**Your task**
Below are records; report the number of lines in them that include the word "room", with no other text.
Given data Block Start
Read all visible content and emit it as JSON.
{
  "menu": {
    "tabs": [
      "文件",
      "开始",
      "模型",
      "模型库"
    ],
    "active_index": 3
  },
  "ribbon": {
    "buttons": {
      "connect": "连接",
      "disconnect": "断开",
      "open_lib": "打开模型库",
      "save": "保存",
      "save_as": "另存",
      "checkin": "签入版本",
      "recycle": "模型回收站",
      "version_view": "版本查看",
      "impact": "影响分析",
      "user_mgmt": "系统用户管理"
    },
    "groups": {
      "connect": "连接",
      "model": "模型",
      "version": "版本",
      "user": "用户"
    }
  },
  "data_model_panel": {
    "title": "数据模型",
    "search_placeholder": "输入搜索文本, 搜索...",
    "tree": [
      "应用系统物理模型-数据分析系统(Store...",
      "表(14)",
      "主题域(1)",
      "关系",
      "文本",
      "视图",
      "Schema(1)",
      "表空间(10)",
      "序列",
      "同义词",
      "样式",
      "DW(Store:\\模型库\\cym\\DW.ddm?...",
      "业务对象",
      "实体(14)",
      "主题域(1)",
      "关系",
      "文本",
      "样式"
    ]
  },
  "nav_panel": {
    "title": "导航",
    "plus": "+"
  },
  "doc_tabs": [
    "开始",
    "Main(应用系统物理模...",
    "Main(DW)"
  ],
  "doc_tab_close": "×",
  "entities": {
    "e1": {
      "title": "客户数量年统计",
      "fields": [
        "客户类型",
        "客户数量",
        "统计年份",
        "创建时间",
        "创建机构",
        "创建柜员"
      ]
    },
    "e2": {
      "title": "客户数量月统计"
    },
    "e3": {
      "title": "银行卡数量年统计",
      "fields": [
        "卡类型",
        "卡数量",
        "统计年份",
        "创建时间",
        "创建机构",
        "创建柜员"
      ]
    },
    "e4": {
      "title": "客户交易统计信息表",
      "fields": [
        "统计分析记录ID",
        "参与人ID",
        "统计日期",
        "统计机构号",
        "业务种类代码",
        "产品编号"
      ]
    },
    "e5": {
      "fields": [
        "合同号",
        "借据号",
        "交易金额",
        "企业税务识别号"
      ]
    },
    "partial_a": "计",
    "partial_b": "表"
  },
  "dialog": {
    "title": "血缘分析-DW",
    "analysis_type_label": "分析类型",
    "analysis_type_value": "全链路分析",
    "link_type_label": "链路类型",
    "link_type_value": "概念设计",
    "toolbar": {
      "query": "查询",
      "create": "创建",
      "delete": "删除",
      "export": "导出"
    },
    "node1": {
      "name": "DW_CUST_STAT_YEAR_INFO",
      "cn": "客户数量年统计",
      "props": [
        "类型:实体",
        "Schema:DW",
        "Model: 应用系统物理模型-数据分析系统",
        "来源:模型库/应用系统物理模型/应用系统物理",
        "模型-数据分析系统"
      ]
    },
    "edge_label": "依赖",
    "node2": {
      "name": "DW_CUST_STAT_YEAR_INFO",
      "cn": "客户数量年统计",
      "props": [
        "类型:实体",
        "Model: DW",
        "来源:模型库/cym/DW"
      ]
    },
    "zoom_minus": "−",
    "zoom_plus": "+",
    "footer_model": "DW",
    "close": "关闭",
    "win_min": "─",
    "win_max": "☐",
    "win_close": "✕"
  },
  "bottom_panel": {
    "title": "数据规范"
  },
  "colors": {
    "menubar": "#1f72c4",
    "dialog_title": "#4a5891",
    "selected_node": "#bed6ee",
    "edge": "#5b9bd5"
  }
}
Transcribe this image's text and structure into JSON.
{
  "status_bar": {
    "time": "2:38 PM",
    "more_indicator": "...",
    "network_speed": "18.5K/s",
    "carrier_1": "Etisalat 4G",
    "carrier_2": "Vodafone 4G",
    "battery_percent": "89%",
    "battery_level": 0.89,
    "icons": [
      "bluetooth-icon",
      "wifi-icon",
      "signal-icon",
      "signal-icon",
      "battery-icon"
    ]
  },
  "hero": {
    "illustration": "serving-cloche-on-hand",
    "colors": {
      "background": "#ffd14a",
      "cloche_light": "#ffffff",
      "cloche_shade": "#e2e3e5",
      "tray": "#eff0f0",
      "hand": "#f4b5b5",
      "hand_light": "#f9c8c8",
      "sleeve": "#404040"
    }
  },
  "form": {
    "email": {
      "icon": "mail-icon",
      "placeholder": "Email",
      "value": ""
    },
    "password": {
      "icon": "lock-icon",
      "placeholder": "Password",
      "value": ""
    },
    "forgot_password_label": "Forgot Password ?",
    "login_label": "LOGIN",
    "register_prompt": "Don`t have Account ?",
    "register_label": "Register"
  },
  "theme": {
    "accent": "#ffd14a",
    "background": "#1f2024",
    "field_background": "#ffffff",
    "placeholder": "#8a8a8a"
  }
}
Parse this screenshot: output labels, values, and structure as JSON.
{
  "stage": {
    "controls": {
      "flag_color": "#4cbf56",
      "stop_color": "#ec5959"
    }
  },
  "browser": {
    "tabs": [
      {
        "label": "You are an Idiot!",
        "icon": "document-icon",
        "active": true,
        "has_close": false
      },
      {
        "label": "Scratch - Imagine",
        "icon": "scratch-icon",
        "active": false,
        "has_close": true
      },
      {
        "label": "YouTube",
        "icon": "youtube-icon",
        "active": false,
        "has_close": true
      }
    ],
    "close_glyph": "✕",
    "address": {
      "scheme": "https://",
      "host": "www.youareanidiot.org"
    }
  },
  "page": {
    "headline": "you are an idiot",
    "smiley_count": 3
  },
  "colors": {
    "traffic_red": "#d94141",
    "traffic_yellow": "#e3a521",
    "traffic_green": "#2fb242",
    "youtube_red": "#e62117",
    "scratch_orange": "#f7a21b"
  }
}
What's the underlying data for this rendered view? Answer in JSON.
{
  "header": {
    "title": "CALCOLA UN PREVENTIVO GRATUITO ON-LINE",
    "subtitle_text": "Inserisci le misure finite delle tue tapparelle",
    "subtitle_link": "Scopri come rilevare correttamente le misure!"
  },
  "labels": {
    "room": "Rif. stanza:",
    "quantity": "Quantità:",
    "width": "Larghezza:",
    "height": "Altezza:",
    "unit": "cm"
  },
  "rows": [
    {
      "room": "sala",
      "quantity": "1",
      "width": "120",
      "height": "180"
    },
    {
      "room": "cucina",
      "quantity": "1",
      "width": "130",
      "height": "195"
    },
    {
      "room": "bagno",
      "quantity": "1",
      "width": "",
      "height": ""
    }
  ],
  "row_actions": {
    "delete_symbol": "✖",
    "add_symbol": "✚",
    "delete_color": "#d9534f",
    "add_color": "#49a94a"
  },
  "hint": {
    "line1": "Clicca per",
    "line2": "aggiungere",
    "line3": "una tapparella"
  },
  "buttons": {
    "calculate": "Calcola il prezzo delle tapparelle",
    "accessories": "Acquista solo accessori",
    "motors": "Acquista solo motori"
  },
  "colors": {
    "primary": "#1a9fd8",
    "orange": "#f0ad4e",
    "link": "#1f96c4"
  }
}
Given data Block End
**Result of the task**
4